If you're one of those expecting Ant-Man and the Wasp to provide answers to some of the questions you had after Avengers: Infinity War, then I'd have to say prepare yourself for some measure of disappointment. The movie is as self-contained as they come.There is not an Infinity Stone in sight. What we get instead is much talk about quantum realms and particle accelerators. Thankfully, the movie itself is just as funny as the first one, with Michael Peña once again stealing the show with his portrayal of the fast-talking ex-criminal, Luis.

The movie also boasts more of the inventive action sequences we saw in the first film, making great use of its heroes' abilities to switch sizes. But for those still wanting to know how all this ties into the greater ongoing drama of the MCU, I'll say this much: be sure to wait for the mid-credits scene. It might not provide all the answers, but at least it places the film within the context of that other movie.

Saturday, 30 June 2018

A Quiet Place (Movie Review)


One of the downsides of living in a country where there is little appreciation for anything outside what it considers mainstream is you tend to miss out on a lot of gems. So of course I wasn't surprised when the geniuses that run our local cinemas had elected not to show A Quiet Place all through its global theatrical run. And so I had no choice but to patiently await its release on digital download, even as news of its success filtered over to our shores. But man was it worth the wait.

The movie stars Emily Blunt and real-life husband John Krasinski (who also directs) as a couple struggling to keep their family safe in a post-apocalyptic world where much of the Earth's population has been decimated by vicious creatures that hunt by sound. Where did the creatures come from? A planet of angry librarians perhaps. The filmmakers don't even attempt to answer these sort of questions, choosing instead to focus on the plight of this one family stuck in this dire situation.

Much of the movie takes place on the rural farm the family calls home. They go about their day-to-day activities like any regular family would; they do laundry, help their kids with their homework, go out hunting and have dinner.

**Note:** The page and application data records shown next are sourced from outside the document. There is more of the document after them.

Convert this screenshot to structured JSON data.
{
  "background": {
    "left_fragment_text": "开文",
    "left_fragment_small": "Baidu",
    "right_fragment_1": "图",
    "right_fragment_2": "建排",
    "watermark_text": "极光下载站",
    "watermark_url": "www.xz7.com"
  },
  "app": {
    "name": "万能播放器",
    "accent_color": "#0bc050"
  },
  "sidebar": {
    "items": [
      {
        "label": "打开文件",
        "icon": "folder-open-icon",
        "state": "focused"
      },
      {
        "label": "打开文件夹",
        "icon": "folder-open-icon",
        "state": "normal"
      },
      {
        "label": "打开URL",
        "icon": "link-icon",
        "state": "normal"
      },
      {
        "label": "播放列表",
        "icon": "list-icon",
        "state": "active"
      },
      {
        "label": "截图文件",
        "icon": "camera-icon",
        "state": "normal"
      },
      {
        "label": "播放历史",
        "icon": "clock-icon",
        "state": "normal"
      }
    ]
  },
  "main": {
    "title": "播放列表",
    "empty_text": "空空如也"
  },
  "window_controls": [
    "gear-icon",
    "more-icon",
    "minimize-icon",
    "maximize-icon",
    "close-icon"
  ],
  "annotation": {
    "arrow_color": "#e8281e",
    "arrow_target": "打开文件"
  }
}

Except they do all this in silence and with the knowledge that there are three of the creatures actively hunting in the surrounding area. It is quickly established that the creatures have no known weaknesses, other than the fact that they are totally blind. But things are about to get more complicated as the family prepares to welcome its newest member.

I know it is too early to call it, but A Quiet Place is quite possibly my favorite movie of 2018. Much like 10 Cloverfield Lane before it, the movie plays out like an intricate game of chess, and we get to watch as all the pieces are moved into place. It eschews traditional jump scares in favor of a deeper sense of dread that permeates every scene. It also boasts one of the most memorable and impressive sound designs since Gravity, as it makes good on its titular promise, with stretches of silence that make even the most mundane sounds sound scary and unwanted.

But the movie is as much a family drama as it is a brilliantly executed horror film. Ultimately, it is a movie about parenthood, and what it means to keep your loved ones safe in the face of clear and present danger. I couldn't recommended it highly enough.